Abstract

Effect of the arbuscular mycorrhizal fungus Rhizophagus irregularis on the phosphorus uptake of Sorghum and okra plants under water-deficient conditions

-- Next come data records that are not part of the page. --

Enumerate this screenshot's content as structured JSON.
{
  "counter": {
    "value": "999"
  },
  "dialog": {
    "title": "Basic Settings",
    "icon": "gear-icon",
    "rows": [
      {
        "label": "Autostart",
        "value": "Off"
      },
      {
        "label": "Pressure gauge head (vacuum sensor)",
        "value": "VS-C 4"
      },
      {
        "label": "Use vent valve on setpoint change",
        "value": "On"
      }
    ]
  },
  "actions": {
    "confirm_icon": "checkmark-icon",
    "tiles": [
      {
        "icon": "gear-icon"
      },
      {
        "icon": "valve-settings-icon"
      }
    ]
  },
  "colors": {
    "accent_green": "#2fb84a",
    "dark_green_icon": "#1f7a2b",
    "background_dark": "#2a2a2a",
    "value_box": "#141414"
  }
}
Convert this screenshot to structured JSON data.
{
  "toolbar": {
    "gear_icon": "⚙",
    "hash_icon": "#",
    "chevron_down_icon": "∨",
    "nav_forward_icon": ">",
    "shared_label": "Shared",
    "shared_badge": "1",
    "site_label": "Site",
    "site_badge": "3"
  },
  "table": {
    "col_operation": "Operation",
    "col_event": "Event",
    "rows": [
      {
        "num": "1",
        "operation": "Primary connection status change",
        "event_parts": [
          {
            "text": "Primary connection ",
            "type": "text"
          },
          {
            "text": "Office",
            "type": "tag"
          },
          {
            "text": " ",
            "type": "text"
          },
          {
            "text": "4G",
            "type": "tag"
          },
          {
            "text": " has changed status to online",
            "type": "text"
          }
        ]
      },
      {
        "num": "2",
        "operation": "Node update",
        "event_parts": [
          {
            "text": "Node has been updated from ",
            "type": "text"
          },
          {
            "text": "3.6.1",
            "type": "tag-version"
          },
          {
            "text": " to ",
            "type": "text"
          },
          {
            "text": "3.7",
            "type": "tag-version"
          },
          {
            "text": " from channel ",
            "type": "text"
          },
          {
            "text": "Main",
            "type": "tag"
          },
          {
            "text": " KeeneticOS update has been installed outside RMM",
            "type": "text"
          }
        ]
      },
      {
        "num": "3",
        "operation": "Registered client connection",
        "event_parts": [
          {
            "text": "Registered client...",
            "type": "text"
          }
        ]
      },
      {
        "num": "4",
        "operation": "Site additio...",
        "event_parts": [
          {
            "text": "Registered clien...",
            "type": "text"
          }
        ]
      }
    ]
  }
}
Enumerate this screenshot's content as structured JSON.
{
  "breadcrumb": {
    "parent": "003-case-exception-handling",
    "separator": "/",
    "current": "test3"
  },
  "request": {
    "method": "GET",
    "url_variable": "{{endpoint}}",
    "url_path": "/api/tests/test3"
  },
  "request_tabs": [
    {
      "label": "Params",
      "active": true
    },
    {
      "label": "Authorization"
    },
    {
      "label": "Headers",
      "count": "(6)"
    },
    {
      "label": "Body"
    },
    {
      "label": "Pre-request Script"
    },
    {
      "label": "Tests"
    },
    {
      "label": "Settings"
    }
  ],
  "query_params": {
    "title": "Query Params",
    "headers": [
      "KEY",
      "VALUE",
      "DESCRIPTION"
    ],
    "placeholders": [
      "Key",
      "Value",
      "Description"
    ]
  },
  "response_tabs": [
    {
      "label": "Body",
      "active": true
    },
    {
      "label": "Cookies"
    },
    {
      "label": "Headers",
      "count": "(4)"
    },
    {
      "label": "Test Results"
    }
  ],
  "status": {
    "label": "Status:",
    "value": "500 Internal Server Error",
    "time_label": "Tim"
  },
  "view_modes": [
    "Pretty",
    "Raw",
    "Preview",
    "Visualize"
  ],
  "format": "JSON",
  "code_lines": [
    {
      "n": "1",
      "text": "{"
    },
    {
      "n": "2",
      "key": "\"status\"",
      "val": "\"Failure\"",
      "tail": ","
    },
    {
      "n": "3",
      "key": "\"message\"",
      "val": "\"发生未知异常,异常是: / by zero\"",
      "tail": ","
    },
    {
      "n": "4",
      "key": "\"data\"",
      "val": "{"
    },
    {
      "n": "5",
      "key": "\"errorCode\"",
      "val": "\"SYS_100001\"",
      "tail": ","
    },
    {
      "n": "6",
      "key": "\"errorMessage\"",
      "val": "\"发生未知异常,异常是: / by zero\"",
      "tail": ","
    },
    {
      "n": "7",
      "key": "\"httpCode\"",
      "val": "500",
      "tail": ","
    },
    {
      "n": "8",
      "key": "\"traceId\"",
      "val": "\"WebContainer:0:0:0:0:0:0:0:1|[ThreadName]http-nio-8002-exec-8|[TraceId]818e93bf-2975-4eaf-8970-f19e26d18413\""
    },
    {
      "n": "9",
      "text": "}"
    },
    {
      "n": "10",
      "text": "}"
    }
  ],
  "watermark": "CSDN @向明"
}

Statement of the Problem: Mycorrhizal plants sometimes are able to tolerate drought stress better than non-mycorrhizal plants and therefore, maintain higher biomass production under dry soil conditions. Sorghum and okra are highly consumed crops in Sudan because of their association with the native food and they are mainly grown in the rain fed area. Aim: This study will assess the potential of arbuscular mycorrhizal (AM) fungi to enhance drought tolerance in both crops, and their effects on plant P and N uptake under drought conditions. Methodology: Sorghum (Sorghum bicolor L.) and okra (Abelmoschus esculentus L.) were grown in sterilized and fertilized loamy sand, with two phosphorus supply levels: 50 mg P (P1) or 100 mg P (P2) per kg dry soil. Plants were either inoculated with R. irregularis (+M) or left non-inoculated (-M). After four weeks of growth, plants were exposed to water stress, i.e. the soil was irrigated either to 15% (w/w) water content for the well-watered (+W), or 7% (w/w) for the water stress treatment (-W). Findings: Inoculated Sorghum plants, irrespective of if grown under optimal phosphorus supply or phosphorus deficiency, showed a significant lower percentage of root length colonization (rlc) under water stress (-W) compared with well-watered plants (+W). In contrast under P stress (P1), plants were colonized on a high level in both water regimes. The rlc of Okra plants was between 80% and 93%, irrespective of the water supply. Conclusion & Significance: As a result of the intended P supply, Sorghum and okra plants showed a higher total P uptake and biomass production in treatment P2 than in P1, irrespective of the presence of AM fungi or of the water stress. Sorghum plants in P2 treatment did not benefit from AM fungal colonization, while by trend higher total uptake of P was shown in (P1/+M) than in (P1/-M). Okra plants showed a higher dependency on AM fungal colonization, since (+M) plants took up more than double the phosphorus than (-M) plants. Conclusion: Okra seems to have a clearly higher mycorrhizal dependency than Sorghum, not only under deficient but also under optimal phosphorus supply, the AM fungal contribution to okra plant P supply resulted into a much higher growth under water stress.



Eltigani, A.; Müller, A.; Ngwene, B.; George, E. Effect of the arbuscular mycorrhizal fungus Rhizophagus irregularis on the phosphorus uptake of Sorghum and okra plants under water-deficient conditions. Soil food webs: Linking structure, energy flux and function, March 2-4, 2017 book of abstracts, p. 36.